_Work order_
Every single entry that follows is to be retyped exactly.

= Beginning of Section =

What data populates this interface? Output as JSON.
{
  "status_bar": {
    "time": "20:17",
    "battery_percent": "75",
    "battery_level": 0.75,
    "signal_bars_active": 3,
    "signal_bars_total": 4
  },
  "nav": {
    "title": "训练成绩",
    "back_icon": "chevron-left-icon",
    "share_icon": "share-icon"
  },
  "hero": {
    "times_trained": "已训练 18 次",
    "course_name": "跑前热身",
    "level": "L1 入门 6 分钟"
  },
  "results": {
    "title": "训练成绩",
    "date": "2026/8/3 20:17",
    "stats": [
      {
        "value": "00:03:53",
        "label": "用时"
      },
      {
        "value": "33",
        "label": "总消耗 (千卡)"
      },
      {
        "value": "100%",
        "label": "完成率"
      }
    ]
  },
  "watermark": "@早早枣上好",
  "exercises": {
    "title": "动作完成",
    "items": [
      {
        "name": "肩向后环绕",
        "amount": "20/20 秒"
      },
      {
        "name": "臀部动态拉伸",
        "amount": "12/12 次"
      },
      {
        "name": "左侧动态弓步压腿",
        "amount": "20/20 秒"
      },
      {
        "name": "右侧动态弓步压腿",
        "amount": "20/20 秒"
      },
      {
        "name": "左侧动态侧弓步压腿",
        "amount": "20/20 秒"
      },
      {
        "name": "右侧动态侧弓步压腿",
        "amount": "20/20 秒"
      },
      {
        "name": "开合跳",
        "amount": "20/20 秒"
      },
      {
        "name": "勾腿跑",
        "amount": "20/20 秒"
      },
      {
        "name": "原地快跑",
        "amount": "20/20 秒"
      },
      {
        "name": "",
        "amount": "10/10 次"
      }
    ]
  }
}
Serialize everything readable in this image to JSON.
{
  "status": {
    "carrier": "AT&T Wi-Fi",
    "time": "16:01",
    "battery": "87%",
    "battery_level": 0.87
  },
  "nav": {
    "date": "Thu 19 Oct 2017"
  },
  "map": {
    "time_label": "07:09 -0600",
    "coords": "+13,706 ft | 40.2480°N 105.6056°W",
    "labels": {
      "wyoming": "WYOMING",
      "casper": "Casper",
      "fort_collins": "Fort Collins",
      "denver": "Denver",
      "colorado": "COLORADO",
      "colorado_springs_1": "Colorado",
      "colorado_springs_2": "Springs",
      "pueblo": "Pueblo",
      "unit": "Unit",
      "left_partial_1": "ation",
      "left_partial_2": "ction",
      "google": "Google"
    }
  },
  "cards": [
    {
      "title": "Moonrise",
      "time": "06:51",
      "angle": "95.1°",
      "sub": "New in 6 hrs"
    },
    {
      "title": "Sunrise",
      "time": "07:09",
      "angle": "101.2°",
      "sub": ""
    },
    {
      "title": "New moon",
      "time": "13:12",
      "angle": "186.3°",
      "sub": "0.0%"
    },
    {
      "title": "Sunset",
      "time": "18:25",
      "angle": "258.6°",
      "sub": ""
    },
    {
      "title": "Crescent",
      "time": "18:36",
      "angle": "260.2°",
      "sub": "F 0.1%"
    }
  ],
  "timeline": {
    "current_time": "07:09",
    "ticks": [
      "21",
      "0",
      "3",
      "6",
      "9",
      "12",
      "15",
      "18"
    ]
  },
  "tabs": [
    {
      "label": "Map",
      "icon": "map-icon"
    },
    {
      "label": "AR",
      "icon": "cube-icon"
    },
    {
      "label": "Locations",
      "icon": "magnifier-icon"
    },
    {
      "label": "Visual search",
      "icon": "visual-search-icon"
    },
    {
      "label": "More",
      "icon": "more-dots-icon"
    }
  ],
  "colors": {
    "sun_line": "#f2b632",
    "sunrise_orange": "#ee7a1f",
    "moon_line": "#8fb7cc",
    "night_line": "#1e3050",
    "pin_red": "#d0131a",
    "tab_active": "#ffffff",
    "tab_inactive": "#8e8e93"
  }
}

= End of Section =

_Answer to this task_
What data populates this interface? Output as JSON.
{
  "status_bar": {
    "time": "20:17",
    "battery_percent": "75",
    "battery_level": 0.75,
    "signal_bars_active": 3,
    "signal_bars_total": 4
  },
  "nav": {
    "title": "训练成绩",
    "back_icon": "chevron-left-icon",
    "share_icon": "share-icon"
  },
  "hero": {
    "times_trained": "已训练 18 次",
    "course_name": "跑前热身",
    "level": "L1 入门 6 分钟"
  },
  "results": {
    "title": "训练成绩",
    "date": "2026/8/3 20:17",
    "stats": [
      {
        "value": "00:03:53",
        "label": "用时"
      },
      {
        "value": "33",
        "label": "总消耗 (千卡)"
      },
      {
        "value": "100%",
        "label": "完成率"
      }
    ]
  },
  "watermark": "@早早枣上好",
  "exercises": {
    "title": "动作完成",
    "items": [
      {
        "name": "肩向后环绕",
        "amount": "20/20 秒"
      },
      {
        "name": "臀部动态拉伸",
        "amount": "12/12 次"
      },
      {
        "name": "左侧动态弓步压腿",
        "amount": "20/20 秒"
      },
      {
        "name": "右侧动态弓步压腿",
        "amount": "20/20 秒"
      },
      {
        "name": "左侧动态侧弓步压腿",
        "amount": "20/20 秒"
      },
      {
        "name": "右侧动态侧弓步压腿",
        "amount": "20/20 秒"
      },
      {
        "name": "开合跳",
        "amount": "20/20 秒"
      },
      {
        "name": "勾腿跑",
        "amount": "20/20 秒"
      },
      {
        "name": "原地快跑",
        "amount": "20/20 秒"
      },
      {
        "name": "",
        "amount": "10/10 次"
      }
    ]
  }
}
Serialize everything readable in this image to JSON.
{
  "status": {
    "carrier": "AT&T Wi-Fi",
    "time": "16:01",
    "battery": "87%",
    "battery_level": 0.87
  },
  "nav": {
    "date": "Thu 19 Oct 2017"
  },
  "map": {
    "time_label": "07:09 -0600",
    "coords": "+13,706 ft | 40.2480°N 105.6056°W",
    "labels": {
      "wyoming": "WYOMING",
      "casper": "Casper",
      "fort_collins": "Fort Collins",
      "denver": "Denver",
      "colorado": "COLORADO",
      "colorado_springs_1": "Colorado",
      "colorado_springs_2": "Springs",
      "pueblo": "Pueblo",
      "unit": "Unit",
      "left_partial_1": "ation",
      "left_partial_2": "ction",
      "google": "Google"
    }
  },
  "cards": [
    {
      "title": "Moonrise",
      "time": "06:51",
      "angle": "95.1°",
      "sub": "New in 6 hrs"
    },
    {
      "title": "Sunrise",
      "time": "07:09",
      "angle": "101.2°",
      "sub": ""
    },
    {
      "title": "New moon",
      "time": "13:12",
      "angle": "186.3°",
      "sub": "0.0%"
    },
    {
      "title": "Sunset",
      "time": "18:25",
      "angle": "258.6°",
      "sub": ""
    },
    {
      "title": "Crescent",
      "time": "18:36",
      "angle": "260.2°",
      "sub": "F 0.1%"
    }
  ],
  "timeline": {
    "current_time": "07:09",
    "ticks": [
      "21",
      "0",
      "3",
      "6",
      "9",
      "12",
      "15",
      "18"
    ]
  },
  "tabs": [
    {
      "label": "Map",
      "icon": "map-icon"
    },
    {
      "label": "AR",
      "icon": "cube-icon"
    },
    {
      "label": "Locations",
      "icon": "magnifier-icon"
    },
    {
      "label": "Visual search",
      "icon": "visual-search-icon"
    },
    {
      "label": "More",
      "icon": "more-dots-icon"
    }
  ],
  "colors": {
    "sun_line": "#f2b632",
    "sunrise_orange": "#ee7a1f",
    "moon_line": "#8fb7cc",
    "night_line": "#1e3050",
    "pin_red": "#d0131a",
    "tab_active": "#ffffff",
    "tab_inactive": "#8e8e93"
  }
}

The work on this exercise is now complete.